Haemoglobin A1c (HbA1c), also known as glycated haemoglobin, is a longer term measure of glucose levels in your blood than a simple blood glucose test. Glucose attaches itself to the haemoglobin in your red blood cells, and as your cells live for around 12-16 weeks, it gives us a good indication of the average level of sugar in your blood over a 3 month period.
What might a low result mean?
A low HbA1c shows that you are currently not at risk of diabetes. However, it is important to monitor your HbA1c levels regularly so that you keep your blood sugar in the healthy range.
If you have already been diagnosed with diabetes and are taking medication, a low result means that you are controlling your condition.
HbA1c results can be artificially lowered by iron deficiency anaemia, and by haemoglobin problems such as sickle cell anaemia or thalassaemia.
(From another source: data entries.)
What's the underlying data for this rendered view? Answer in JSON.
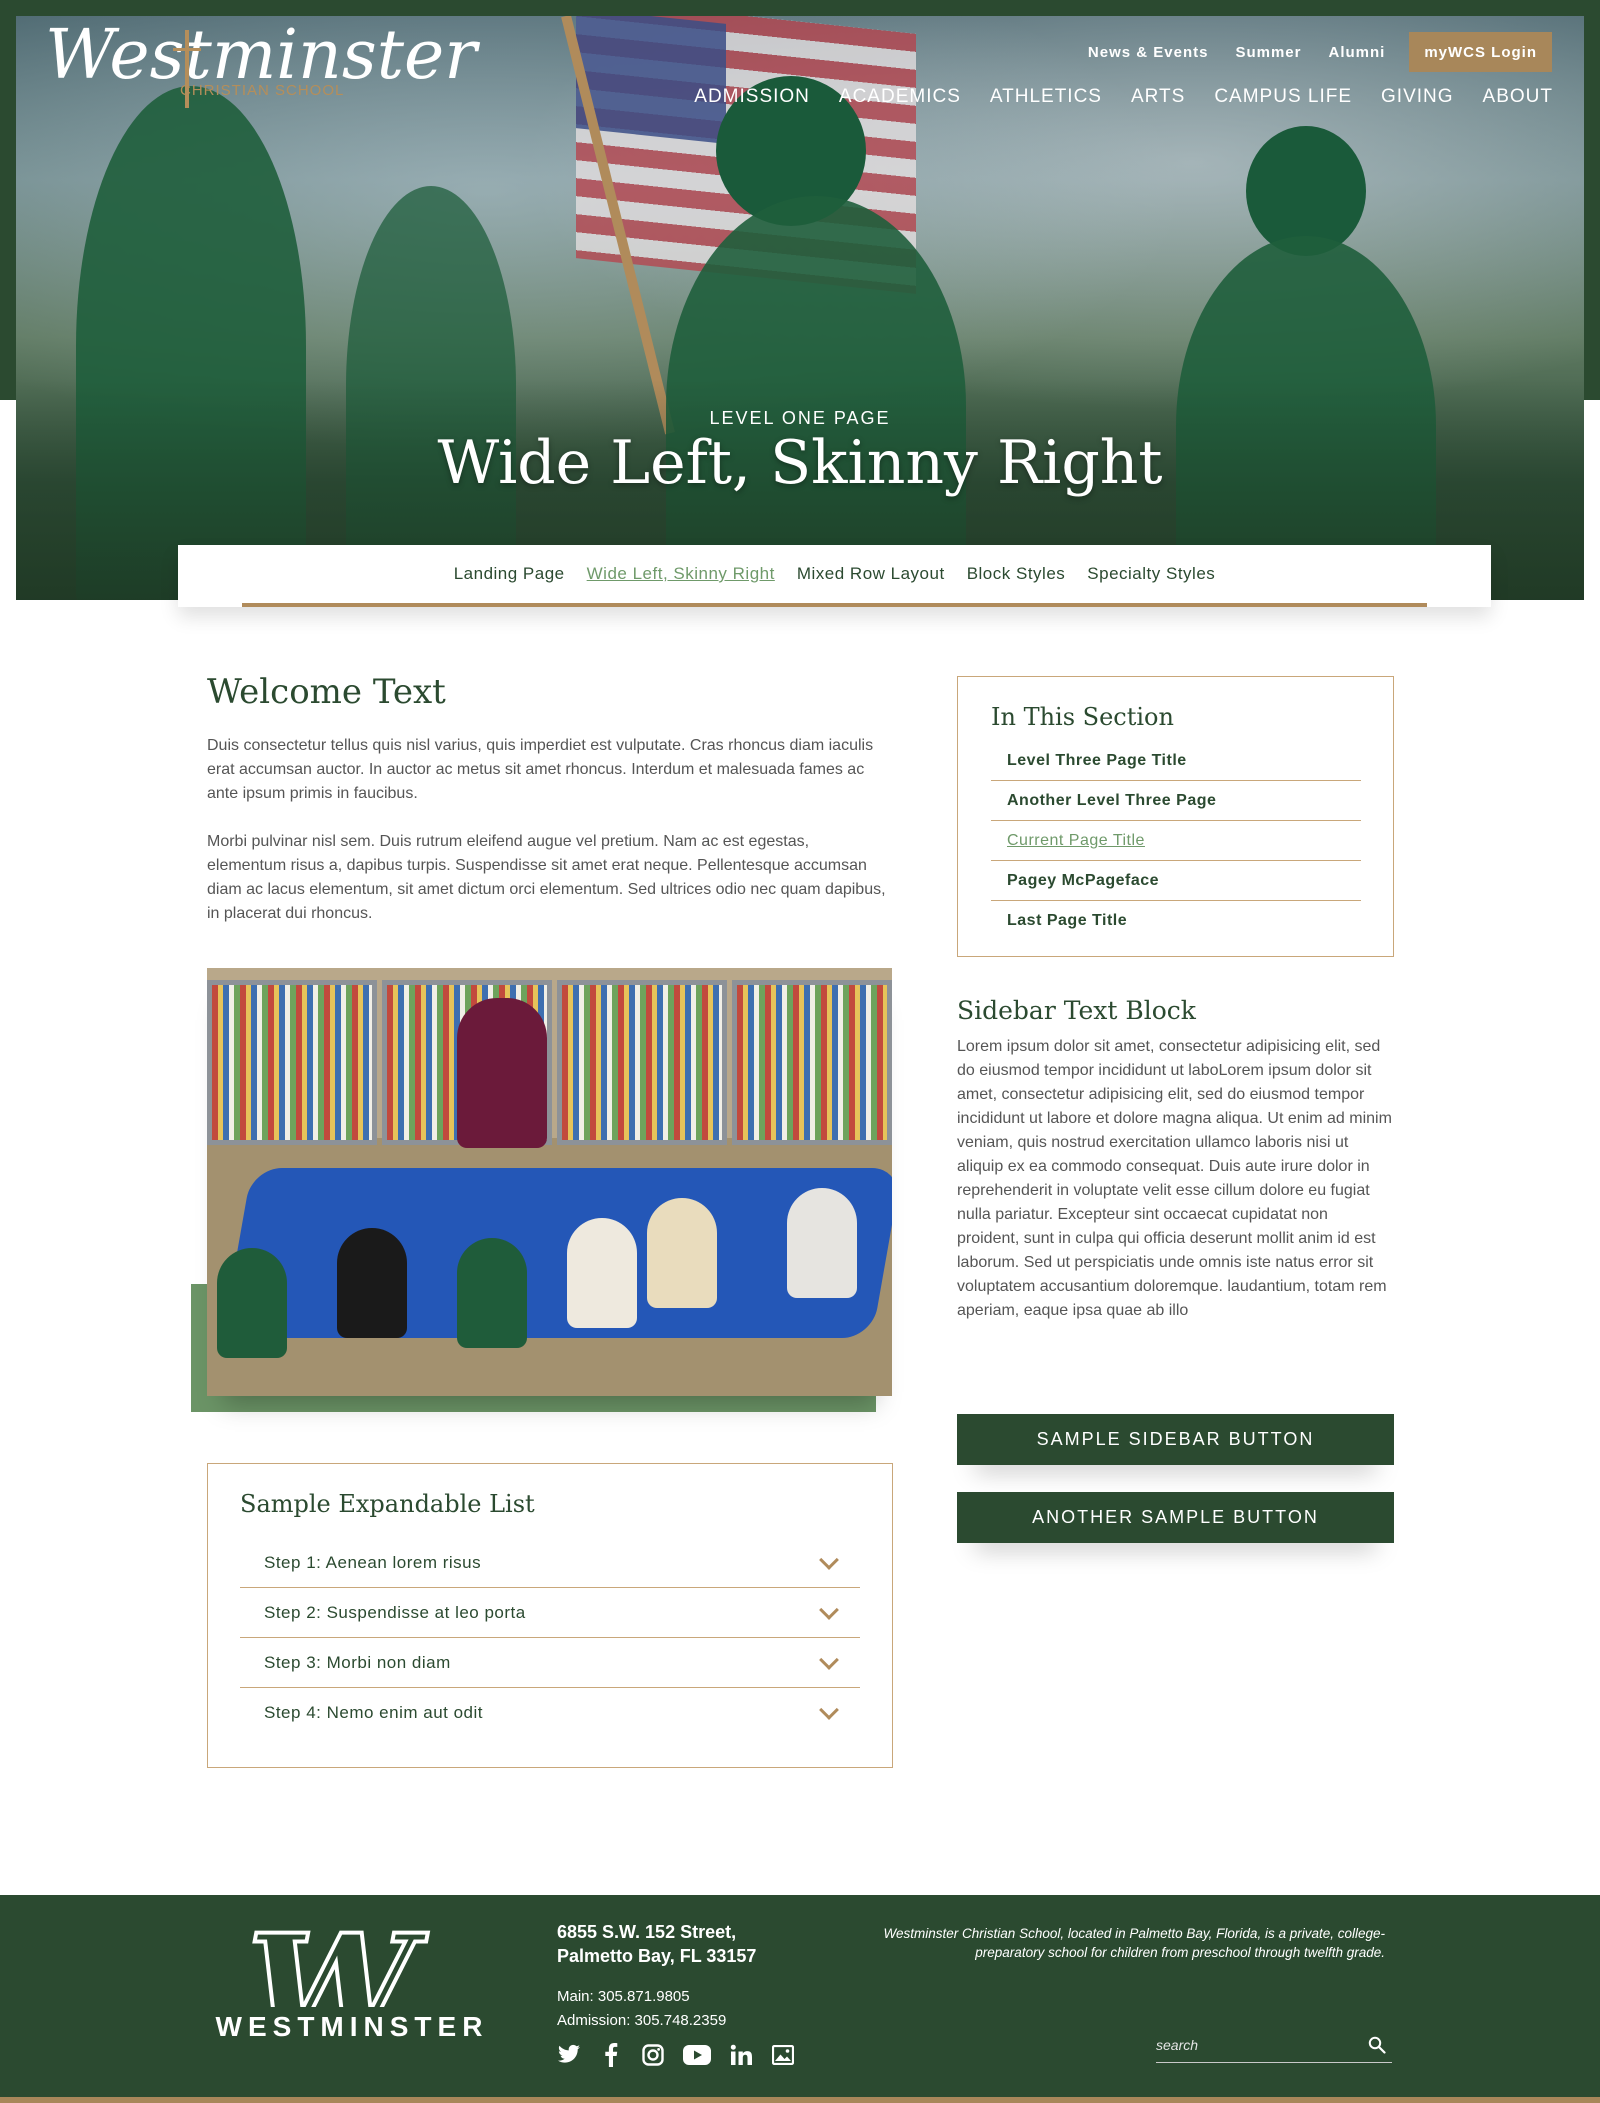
{
  "header": {
    "logo": {
      "text_main": "Westminster",
      "text_sub": "CHRISTIAN SCHOOL"
    },
    "utility_links": [
      "News & Events",
      "Summer",
      "Alumni"
    ],
    "login_button": "myWCS Login",
    "main_nav": [
      "ADMISSION",
      "ACADEMICS",
      "ATHLETICS",
      "ARTS",
      "CAMPUS LIFE",
      "GIVING",
      "ABOUT"
    ]
  },
  "hero": {
    "kicker": "LEVEL ONE PAGE",
    "title": "Wide Left, Skinny Right"
  },
  "subnav": {
    "items": [
      {
        "label": "Landing Page",
        "active": false
      },
      {
        "label": "Wide Left, Skinny Right",
        "active": true
      },
      {
        "label": "Mixed Row Layout",
        "active": false
      },
      {
        "label": "Block Styles",
        "active": false
      },
      {
        "label": "Specialty Styles",
        "active": false
      }
    ]
  },
  "main": {
    "title": "Welcome Text",
    "paragraphs": [
      "Duis consectetur tellus quis nisl varius, quis imperdiet est vulputate. Cras rhoncus diam iaculis erat accumsan auctor. In auctor ac metus sit amet rhoncus. Interdum et malesuada fames ac ante ipsum primis in faucibus.",
      "Morbi pulvinar nisl sem. Duis rutrum eleifend augue vel pretium. Nam ac est egestas, elementum risus a, dapibus turpis. Suspendisse sit amet erat neque. Pellentesque accumsan diam ac lacus elementum, sit amet dictum orci elementum. Sed ultrices odio nec quam dapibus, in placerat dui rhoncus."
    ],
    "expandable": {
      "title": "Sample Expandable List",
      "items": [
        "Step 1: Aenean lorem risus",
        "Step 2: Suspendisse at leo porta",
        "Step 3: Morbi non diam",
        "Step 4: Nemo enim aut odit"
      ]
    }
  },
  "sidebar": {
    "section_title": "In This Section",
    "section_links": [
      {
        "label": "Level Three Page Title",
        "active": false
      },
      {
        "label": "Another Level Three Page",
        "active": false
      },
      {
        "label": "Current Page Title",
        "active": true
      },
      {
        "label": "Pagey McPageface",
        "active": false
      },
      {
        "label": "Last Page Title",
        "active": false
      }
    ],
    "text_title": "Sidebar Text Block",
    "text_body": "Lorem ipsum dolor sit amet, consectetur adipisicing elit, sed do eiusmod tempor incididunt ut laboLorem ipsum dolor sit amet, consectetur adipisicing elit, sed do eiusmod tempor incididunt ut labore et dolore magna aliqua. Ut enim ad minim veniam, quis nostrud exercitation ullamco laboris nisi ut aliquip ex ea commodo consequat. Duis aute irure dolor in reprehenderit in voluptate velit esse cillum dolore eu fugiat nulla pariatur. Excepteur sint occaecat cupidatat non proident, sunt in culpa qui officia deserunt mollit anim id est laborum. Sed ut perspiciatis unde omnis iste natus error sit voluptatem accusantium doloremque. laudantium, totam rem aperiam, eaque ipsa quae ab illo",
    "buttons": [
      "SAMPLE SIDEBAR BUTTON",
      "ANOTHER SAMPLE BUTTON"
    ]
  },
  "footer": {
    "logo_word": "WESTMINSTER",
    "address_line1": "6855 S.W. 152 Street,",
    "address_line2": "Palmetto Bay, FL 33157",
    "phone_main": "Main: 305.871.9805",
    "phone_admission": "Admission: 305.748.2359",
    "blurb": "Westminster Christian School, located in Palmetto Bay, Florida, is a private, college-preparatory school for children from preschool through twelfth grade.",
    "search_placeholder": "search",
    "social_icons": [
      "twitter-icon",
      "facebook-icon",
      "instagram-icon",
      "youtube-icon",
      "linkedin-icon",
      "image-icon"
    ]
  },
  "colors": {
    "brand_green": "#2b4a30",
    "gold": "#a8875a",
    "accent_green": "#6f9a6a"
  }
}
If you have one of these conditions then a fructosamine test can be used to check how your body is handling glucose.
What might a high result mean?
A high result can indicate pre-diabetes (a condition when blood sugar levels are high but not yet at diabetic levels) or full-blown diabetes. If you have already been diagnosed with diabetes and are taking medication, an elevated result can indicate that you are not adequately controlling your condition.
Being overweight or obese is the biggest risk factor for high blood sugar and diabetes. However, inactivity, certain ethnicities, and some conditions such as polycystic ovaries can also raise your risk of diabetes.
How might I improve my result?
For people with type 2 diabetes, the goal is to lower HbA1C levels to a healthier level. The good news is that pre-diabetes and even diabetes can be reversed through weight loss (calorie restriction), exercise and maintaining a healthy diet low in sugar and refined carbohydrates. In its later stages, type 2 diabetes may need management through medication.